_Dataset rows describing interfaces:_

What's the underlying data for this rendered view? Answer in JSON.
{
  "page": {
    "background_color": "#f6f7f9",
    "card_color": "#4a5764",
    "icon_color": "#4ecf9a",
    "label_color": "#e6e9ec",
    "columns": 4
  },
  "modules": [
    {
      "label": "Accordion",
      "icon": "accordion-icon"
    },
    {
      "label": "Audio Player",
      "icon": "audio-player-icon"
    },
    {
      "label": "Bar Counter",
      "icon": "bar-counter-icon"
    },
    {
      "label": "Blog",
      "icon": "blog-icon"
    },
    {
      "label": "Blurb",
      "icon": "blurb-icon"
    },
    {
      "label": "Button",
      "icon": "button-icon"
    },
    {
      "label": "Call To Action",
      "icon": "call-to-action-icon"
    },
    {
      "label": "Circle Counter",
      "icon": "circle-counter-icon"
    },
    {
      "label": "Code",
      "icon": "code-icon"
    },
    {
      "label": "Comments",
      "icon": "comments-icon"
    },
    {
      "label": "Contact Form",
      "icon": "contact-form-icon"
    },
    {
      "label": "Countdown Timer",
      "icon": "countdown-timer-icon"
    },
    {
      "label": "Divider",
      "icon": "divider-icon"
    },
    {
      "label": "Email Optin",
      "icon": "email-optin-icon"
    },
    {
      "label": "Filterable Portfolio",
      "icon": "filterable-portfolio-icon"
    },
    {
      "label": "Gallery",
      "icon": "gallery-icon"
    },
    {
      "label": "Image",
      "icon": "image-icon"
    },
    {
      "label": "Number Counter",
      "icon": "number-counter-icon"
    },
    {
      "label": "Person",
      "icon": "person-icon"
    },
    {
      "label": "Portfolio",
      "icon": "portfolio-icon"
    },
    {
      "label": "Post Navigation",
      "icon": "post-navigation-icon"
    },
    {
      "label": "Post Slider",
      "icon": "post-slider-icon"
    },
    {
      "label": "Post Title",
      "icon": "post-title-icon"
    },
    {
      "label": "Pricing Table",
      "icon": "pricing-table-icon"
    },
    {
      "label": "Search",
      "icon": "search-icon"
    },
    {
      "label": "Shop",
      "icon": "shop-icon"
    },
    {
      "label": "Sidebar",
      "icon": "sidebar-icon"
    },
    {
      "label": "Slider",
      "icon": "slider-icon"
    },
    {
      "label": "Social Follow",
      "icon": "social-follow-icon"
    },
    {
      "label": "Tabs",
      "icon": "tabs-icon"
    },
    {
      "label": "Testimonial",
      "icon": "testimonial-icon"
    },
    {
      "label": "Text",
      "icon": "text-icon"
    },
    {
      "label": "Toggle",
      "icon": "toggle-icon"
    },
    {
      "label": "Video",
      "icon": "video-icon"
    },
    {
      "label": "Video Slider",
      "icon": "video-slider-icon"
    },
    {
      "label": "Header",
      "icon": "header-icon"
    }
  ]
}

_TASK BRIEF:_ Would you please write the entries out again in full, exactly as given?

_THE COMPLETED TASK:_
What's the underlying data for this rendered view? Answer in JSON.
{
  "page": {
    "background_color": "#f6f7f9",
    "card_color": "#4a5764",
    "icon_color": "#4ecf9a",
    "label_color": "#e6e9ec",
    "columns": 4
  },
  "modules": [
    {
      "label": "Accordion",
      "icon": "accordion-icon"
    },
    {
      "label": "Audio Player",
      "icon": "audio-player-icon"
    },
    {
      "label": "Bar Counter",
      "icon": "bar-counter-icon"
    },
    {
      "label": "Blog",
      "icon": "blog-icon"
    },
    {
      "label": "Blurb",
      "icon": "blurb-icon"
    },
    {
      "label": "Button",
      "icon": "button-icon"
    },
    {
      "label": "Call To Action",
      "icon": "call-to-action-icon"
    },
    {
      "label": "Circle Counter",
      "icon": "circle-counter-icon"
    },
    {
      "label": "Code",
      "icon": "code-icon"
    },
    {
      "label": "Comments",
      "icon": "comments-icon"
    },
    {
      "label": "Contact Form",
      "icon": "contact-form-icon"
    },
    {
      "label": "Countdown Timer",
      "icon": "countdown-timer-icon"
    },
    {
      "label": "Divider",
      "icon": "divider-icon"
    },
    {
      "label": "Email Optin",
      "icon": "email-optin-icon"
    },
    {
      "label": "Filterable Portfolio",
      "icon": "filterable-portfolio-icon"
    },
    {
      "label": "Gallery",
      "icon": "gallery-icon"
    },
    {
      "label": "Image",
      "icon": "image-icon"
    },
    {
      "label": "Number Counter",
      "icon": "number-counter-icon"
    },
    {
      "label": "Person",
      "icon": "person-icon"
    },
    {
      "label": "Portfolio",
      "icon": "portfolio-icon"
    },
    {
      "label": "Post Navigation",
      "icon": "post-navigation-icon"
    },
    {
      "label": "Post Slider",
      "icon": "post-slider-icon"
    },
    {
      "label": "Post Title",
      "icon": "post-title-icon"
    },
    {
      "label": "Pricing Table",
      "icon": "pricing-table-icon"
    },
    {
      "label": "Search",
      "icon": "search-icon"
    },
    {
      "label": "Shop",
      "icon": "shop-icon"
    },
    {
      "label": "Sidebar",
      "icon": "sidebar-icon"
    },
    {
      "label": "Slider",
      "icon": "slider-icon"
    },
    {
      "label": "Social Follow",
      "icon": "social-follow-icon"
    },
    {
      "label": "Tabs",
      "icon": "tabs-icon"
    },
    {
      "label": "Testimonial",
      "icon": "testimonial-icon"
    },
    {
      "label": "Text",
      "icon": "text-icon"
    },
    {
      "label": "Toggle",
      "icon": "toggle-icon"
    },
    {
      "label": "Video",
      "icon": "video-icon"
    },
    {
      "label": "Video Slider",
      "icon": "video-slider-icon"
    },
    {
      "label": "Header",
      "icon": "header-icon"
    }
  ]
}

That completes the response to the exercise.